◆ Data provided
*** Begin section ***

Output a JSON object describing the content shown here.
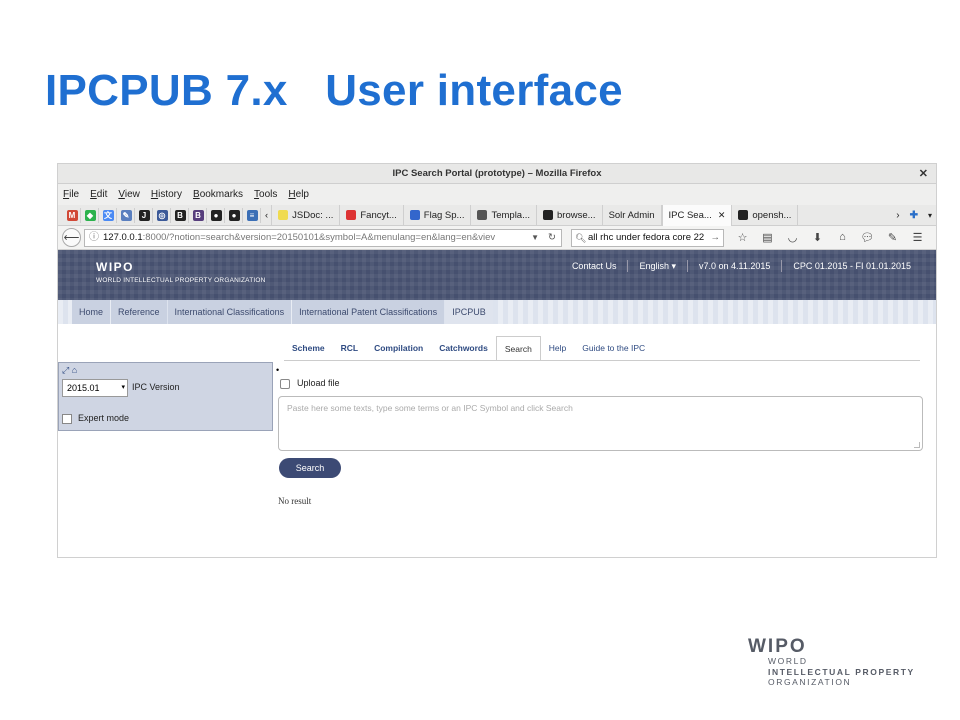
{
  "slide": {
    "title": "IPCPUB 7.x   User interface"
  },
  "window": {
    "title": "IPC Search Portal (prototype) – Mozilla Firefox",
    "close_icon": "close-icon"
  },
  "menu": [
    "File",
    "Edit",
    "View",
    "History",
    "Bookmarks",
    "Tools",
    "Help"
  ],
  "pinned_tabs": [
    {
      "icon": "gmail-icon",
      "glyph": "M",
      "color": "#d14836"
    },
    {
      "icon": "feedly-icon",
      "glyph": "◆",
      "color": "#2bb24c"
    },
    {
      "icon": "translate-icon",
      "glyph": "文",
      "color": "#4a8af4"
    },
    {
      "icon": "edit-icon",
      "glyph": "✎",
      "color": "#5a7fbf"
    },
    {
      "icon": "jsfiddle-icon",
      "glyph": "J",
      "color": "#222"
    },
    {
      "icon": "swirl-icon",
      "glyph": "◎",
      "color": "#3b5998"
    },
    {
      "icon": "bootstrap-icon",
      "glyph": "B",
      "color": "#222"
    },
    {
      "icon": "bootstrap-icon",
      "glyph": "B",
      "color": "#563d7c"
    },
    {
      "icon": "github-icon",
      "glyph": "●",
      "color": "#222"
    },
    {
      "icon": "github-icon",
      "glyph": "●",
      "color": "#222"
    },
    {
      "icon": "stack-icon",
      "glyph": "≡",
      "color": "#3b6fb6"
    }
  ],
  "tabs": [
    {
      "label": "JSDoc: ...",
      "icon": "jsdoc-icon",
      "color": "#f0db4f"
    },
    {
      "label": "Fancyt...",
      "icon": "fancytree-icon",
      "color": "#d33"
    },
    {
      "label": "Flag Sp...",
      "icon": "flag-icon",
      "color": "#3366cc"
    },
    {
      "label": "Templa...",
      "icon": "template-icon",
      "color": "#555"
    },
    {
      "label": "browse...",
      "icon": "github-icon",
      "color": "#222"
    },
    {
      "label": "Solr Admin",
      "icon": "",
      "color": ""
    },
    {
      "label": "IPC Sea...",
      "icon": "",
      "color": "",
      "active": true
    },
    {
      "label": "opensh...",
      "icon": "github-icon",
      "color": "#222"
    }
  ],
  "nav": {
    "url_host": "127.0.0.1",
    "url_rest": ":8000/?notion=search&version=20150101&symbol=A&menulang=en&lang=en&viev",
    "search_text": "all rhc under fedora core 22"
  },
  "wipo": {
    "logo_big": "WIPO",
    "logo_small": "WORLD INTELLECTUAL PROPERTY ORGANIZATION",
    "links": [
      "Contact Us",
      "English ▾",
      "v7.0 on 4.11.2015",
      "CPC 01.2015 - FI 01.01.2015"
    ]
  },
  "breadcrumbs": [
    "Home",
    "Reference",
    "International Classifications",
    "International Patent Classifications",
    "IPCPUB"
  ],
  "subtabs": [
    "Scheme",
    "RCL",
    "Compilation",
    "Catchwords",
    "Search",
    "Help",
    "Guide to the IPC"
  ],
  "panel": {
    "version_value": "2015.01",
    "version_label": "IPC Version",
    "expert_label": "Expert mode"
  },
  "search": {
    "bullet": "•",
    "upload_label": "Upload file",
    "placeholder": "Paste here some texts, type some terms or an IPC Symbol and click Search",
    "button": "Search",
    "result": "No result"
  },
  "footer_logo": {
    "big": "WIPO",
    "line1": "WORLD",
    "line2": "INTELLECTUAL PROPERTY",
    "line3": "ORGANIZATION"
  }
}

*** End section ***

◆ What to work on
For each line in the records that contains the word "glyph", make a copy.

◆ Written reply
      "glyph": "M",
      "glyph": "◆",
      "glyph": "文",
      "glyph": "✎",
      "glyph": "J",
      "glyph": "◎",
      "glyph": "B",
      "glyph": "B",
      "glyph": "●",
      "glyph": "●",
      "glyph": "≡",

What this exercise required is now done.